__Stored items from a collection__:
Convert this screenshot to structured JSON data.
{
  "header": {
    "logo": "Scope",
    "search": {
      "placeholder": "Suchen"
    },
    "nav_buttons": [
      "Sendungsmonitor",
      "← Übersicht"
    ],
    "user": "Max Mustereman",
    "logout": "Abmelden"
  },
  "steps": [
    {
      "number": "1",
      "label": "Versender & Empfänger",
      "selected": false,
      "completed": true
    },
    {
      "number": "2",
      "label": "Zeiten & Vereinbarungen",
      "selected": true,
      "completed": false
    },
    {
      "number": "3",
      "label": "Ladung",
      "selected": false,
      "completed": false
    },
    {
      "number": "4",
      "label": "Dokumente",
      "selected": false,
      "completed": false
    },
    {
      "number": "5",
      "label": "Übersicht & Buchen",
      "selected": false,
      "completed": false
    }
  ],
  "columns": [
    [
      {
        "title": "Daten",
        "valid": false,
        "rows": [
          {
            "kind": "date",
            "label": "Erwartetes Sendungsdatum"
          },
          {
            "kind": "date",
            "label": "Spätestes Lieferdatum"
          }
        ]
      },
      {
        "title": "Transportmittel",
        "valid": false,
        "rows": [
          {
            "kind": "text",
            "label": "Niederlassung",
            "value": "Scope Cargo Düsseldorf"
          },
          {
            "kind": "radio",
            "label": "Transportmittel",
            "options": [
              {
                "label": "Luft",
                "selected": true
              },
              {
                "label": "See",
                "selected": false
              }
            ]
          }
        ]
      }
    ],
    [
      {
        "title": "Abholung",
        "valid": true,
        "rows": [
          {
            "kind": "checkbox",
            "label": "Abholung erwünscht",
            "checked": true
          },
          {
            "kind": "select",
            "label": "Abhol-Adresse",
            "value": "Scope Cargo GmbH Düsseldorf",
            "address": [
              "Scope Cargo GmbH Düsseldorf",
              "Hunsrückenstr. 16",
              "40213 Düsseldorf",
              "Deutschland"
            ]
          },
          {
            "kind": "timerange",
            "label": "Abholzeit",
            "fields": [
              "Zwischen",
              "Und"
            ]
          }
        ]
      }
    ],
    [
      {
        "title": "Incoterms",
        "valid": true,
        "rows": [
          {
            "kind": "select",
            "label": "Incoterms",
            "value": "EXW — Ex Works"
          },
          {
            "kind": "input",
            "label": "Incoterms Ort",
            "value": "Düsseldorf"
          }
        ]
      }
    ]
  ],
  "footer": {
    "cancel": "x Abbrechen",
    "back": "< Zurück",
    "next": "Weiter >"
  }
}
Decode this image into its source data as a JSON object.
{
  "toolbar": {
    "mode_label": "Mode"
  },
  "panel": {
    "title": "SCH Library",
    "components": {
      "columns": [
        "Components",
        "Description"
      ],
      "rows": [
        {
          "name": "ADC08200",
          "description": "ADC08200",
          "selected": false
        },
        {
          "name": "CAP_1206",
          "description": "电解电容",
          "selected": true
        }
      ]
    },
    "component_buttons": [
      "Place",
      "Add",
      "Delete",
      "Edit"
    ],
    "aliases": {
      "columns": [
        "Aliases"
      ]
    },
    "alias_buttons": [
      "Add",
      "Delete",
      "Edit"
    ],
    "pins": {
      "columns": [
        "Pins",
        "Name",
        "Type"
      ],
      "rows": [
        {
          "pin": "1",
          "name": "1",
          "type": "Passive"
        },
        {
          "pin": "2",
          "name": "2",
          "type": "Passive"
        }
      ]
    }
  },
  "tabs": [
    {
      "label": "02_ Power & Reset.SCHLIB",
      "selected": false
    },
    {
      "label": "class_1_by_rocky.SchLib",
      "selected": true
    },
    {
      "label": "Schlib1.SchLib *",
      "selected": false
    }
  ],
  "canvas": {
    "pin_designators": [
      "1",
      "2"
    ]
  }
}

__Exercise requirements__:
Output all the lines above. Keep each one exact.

__Solution to the exercise__:
Convert this screenshot to structured JSON data.
{
  "header": {
    "logo": "Scope",
    "search": {
      "placeholder": "Suchen"
    },
    "nav_buttons": [
      "Sendungsmonitor",
      "← Übersicht"
    ],
    "user": "Max Mustereman",
    "logout": "Abmelden"
  },
  "steps": [
    {
      "number": "1",
      "label": "Versender & Empfänger",
      "selected": false,
      "completed": true
    },
    {
      "number": "2",
      "label": "Zeiten & Vereinbarungen",
      "selected": true,
      "completed": false
    },
    {
      "number": "3",
      "label": "Ladung",
      "selected": false,
      "completed": false
    },
    {
      "number": "4",
      "label": "Dokumente",
      "selected": false,
      "completed": false
    },
    {
      "number": "5",
      "label": "Übersicht & Buchen",
      "selected": false,
      "completed": false
    }
  ],
  "columns": [
    [
      {
        "title": "Daten",
        "valid": false,
        "rows": [
          {
            "kind": "date",
            "label": "Erwartetes Sendungsdatum"
          },
          {
            "kind": "date",
            "label": "Spätestes Lieferdatum"
          }
        ]
      },
      {
        "title": "Transportmittel",
        "valid": false,
        "rows": [
          {
            "kind": "text",
            "label": "Niederlassung",
            "value": "Scope Cargo Düsseldorf"
          },
          {
            "kind": "radio",
            "label": "Transportmittel",
            "options": [
              {
                "label": "Luft",
                "selected": true
              },
              {
                "label": "See",
                "selected": false
              }
            ]
          }
        ]
      }
    ],
    [
      {
        "title": "Abholung",
        "valid": true,
        "rows": [
          {
            "kind": "checkbox",
            "label": "Abholung erwünscht",
            "checked": true
          },
          {
            "kind": "select",
            "label": "Abhol-Adresse",
            "value": "Scope Cargo GmbH Düsseldorf",
            "address": [
              "Scope Cargo GmbH Düsseldorf",
              "Hunsrückenstr. 16",
              "40213 Düsseldorf",
              "Deutschland"
            ]
          },
          {
            "kind": "timerange",
            "label": "Abholzeit",
            "fields": [
              "Zwischen",
              "Und"
            ]
          }
        ]
      }
    ],
    [
      {
        "title": "Incoterms",
        "valid": true,
        "rows": [
          {
            "kind": "select",
            "label": "Incoterms",
            "value": "EXW — Ex Works"
          },
          {
            "kind": "input",
            "label": "Incoterms Ort",
            "value": "Düsseldorf"
          }
        ]
      }
    ]
  ],
  "footer": {
    "cancel": "x Abbrechen",
    "back": "< Zurück",
    "next": "Weiter >"
  }
}
Decode this image into its source data as a JSON object.
{
  "toolbar": {
    "mode_label": "Mode"
  },
  "panel": {
    "title": "SCH Library",
    "components": {
      "columns": [
        "Components",
        "Description"
      ],
      "rows": [
        {
          "name": "ADC08200",
          "description": "ADC08200",
          "selected": false
        },
        {
          "name": "CAP_1206",
          "description": "电解电容",
          "selected": true
        }
      ]
    },
    "component_buttons": [
      "Place",
      "Add",
      "Delete",
      "Edit"
    ],
    "aliases": {
      "columns": [
        "Aliases"
      ]
    },
    "alias_buttons": [
      "Add",
      "Delete",
      "Edit"
    ],
    "pins": {
      "columns": [
        "Pins",
        "Name",
        "Type"
      ],
      "rows": [
        {
          "pin": "1",
          "name": "1",
          "type": "Passive"
        },
        {
          "pin": "2",
          "name": "2",
          "type": "Passive"
        }
      ]
    }
  },
  "tabs": [
    {
      "label": "02_ Power & Reset.SCHLIB",
      "selected": false
    },
    {
      "label": "class_1_by_rocky.SchLib",
      "selected": true
    },
    {
      "label": "Schlib1.SchLib *",
      "selected": false
    }
  ],
  "canvas": {
    "pin_designators": [
      "1",
      "2"
    ]
  }
}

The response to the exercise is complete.